In general, it has been explained that the decisions to use a mining operator must be motivated by correct risk management of the operation, through a detailed study of the relationship: cost, benefit, risk. Below are some particular cases where the use of an operator is very clear:
- When it is difficult to access financing, this is very expensive or transparency in operating costs is required. The operator will provide the machinery and equipment necessary for the execution of the mining, which will impact the CAPEX of the project, making the financing, needs lower. On the other hand, although there may be an increase in OPEX, this will be well defined, since it is linked, among other factors, to the operating cost set by the contract, with its corresponding revisions.
- In cases where mine planning varies from year to year, it is especially interesting to hire an operator since they have greater production flexibility and equipment availability.
- When there are specific situations of increased production, as for example in setbacks and short extension preparations, or simply because it is a stage in which the raw material exploited is in a bull market.
- When there are structural failures in the walls of the farm that require having extra machinery, in order to solve the problem, trying to influence as little as possible on the production schedule.
- In farms that have their own machinery and it is in such a state that its availability is low motivated by mechanical breakdown, the use of the operator will increase the mechanical availability of the machinery, thus increasing the productivity of each unit.
- When necessary the constructions of infrastructures that give service or are necessary for the exploitation, as for example, the construction of dams, diversion of rivers, roads.
When a mining project reaches a state of maturity such that technical and economic feasibility studies are already carried out, it must be assessed whether the exploitation operation is contracted or if it is decided to enhance it with its own means.

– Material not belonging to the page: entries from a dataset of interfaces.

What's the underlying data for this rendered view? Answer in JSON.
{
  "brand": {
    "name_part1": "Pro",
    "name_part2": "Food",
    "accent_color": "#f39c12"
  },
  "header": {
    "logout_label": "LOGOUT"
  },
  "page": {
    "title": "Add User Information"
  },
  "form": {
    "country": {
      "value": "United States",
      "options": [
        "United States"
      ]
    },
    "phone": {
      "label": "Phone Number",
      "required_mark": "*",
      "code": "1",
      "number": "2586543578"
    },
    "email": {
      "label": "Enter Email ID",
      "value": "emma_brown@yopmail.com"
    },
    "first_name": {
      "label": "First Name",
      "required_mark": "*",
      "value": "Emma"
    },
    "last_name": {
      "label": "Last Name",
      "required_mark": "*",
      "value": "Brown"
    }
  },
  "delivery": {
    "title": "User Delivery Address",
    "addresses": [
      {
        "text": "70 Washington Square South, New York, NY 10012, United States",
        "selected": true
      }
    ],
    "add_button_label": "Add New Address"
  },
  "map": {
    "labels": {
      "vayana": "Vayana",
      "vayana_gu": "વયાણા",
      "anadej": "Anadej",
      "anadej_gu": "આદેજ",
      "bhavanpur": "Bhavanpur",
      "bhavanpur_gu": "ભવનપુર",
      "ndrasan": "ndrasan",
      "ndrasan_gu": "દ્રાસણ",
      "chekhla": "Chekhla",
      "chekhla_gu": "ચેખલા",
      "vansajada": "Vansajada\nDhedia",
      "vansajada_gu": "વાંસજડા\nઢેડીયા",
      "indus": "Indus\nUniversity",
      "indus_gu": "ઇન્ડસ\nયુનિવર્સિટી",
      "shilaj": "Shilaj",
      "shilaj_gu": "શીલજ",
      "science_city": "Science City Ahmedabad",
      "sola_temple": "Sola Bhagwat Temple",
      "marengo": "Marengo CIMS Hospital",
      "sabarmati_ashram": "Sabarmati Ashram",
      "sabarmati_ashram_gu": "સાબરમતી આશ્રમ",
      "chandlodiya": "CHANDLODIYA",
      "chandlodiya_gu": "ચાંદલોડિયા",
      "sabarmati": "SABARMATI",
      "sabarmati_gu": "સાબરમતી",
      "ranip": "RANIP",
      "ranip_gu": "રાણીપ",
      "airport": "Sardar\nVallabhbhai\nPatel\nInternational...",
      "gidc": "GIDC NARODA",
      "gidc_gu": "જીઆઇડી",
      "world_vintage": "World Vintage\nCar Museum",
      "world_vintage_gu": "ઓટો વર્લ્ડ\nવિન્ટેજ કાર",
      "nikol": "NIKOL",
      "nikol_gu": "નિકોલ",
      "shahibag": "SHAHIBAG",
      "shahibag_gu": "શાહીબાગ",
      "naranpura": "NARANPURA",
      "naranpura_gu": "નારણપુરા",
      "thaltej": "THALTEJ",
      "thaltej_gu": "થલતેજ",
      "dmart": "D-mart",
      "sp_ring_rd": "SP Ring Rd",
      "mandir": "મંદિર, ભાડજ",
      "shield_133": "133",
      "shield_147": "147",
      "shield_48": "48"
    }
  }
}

The use of subcontracting in the mining sector has benefits in terms of reducing operating costs and improving project productivity. Mining service provider contracts cover a significant portion of mining operation costs, normally typified at 50% of production capital costs; By contracting a mining operator, these operating costs can be managed through a single contract, thus facilitating their control, negotiation and reducing the structure costs of the company that owns the project; thus, this first percentage can be reduced between 10% and 20% depending on the type of contract and the bidding process. Richard Warke is one of well known name in mining industries. Richard Warke Augusta is a Vancouver-based Canadian business executive with more than 25 years of experience in the international resource sector.
The mining industry is not known for trying to maximize the return on investment in mining equipment, especially due to the lack of attention in the maintenance tasks and the mechanical availability of the machinery. However, an operator only obtains benefits between 15% and 20% of the production costs, which largely correspond to the maintenance and mechanical availability of their equipment; This means that companies specializing in mining operations focus on these tasks in order to maximize the profitability of their operations.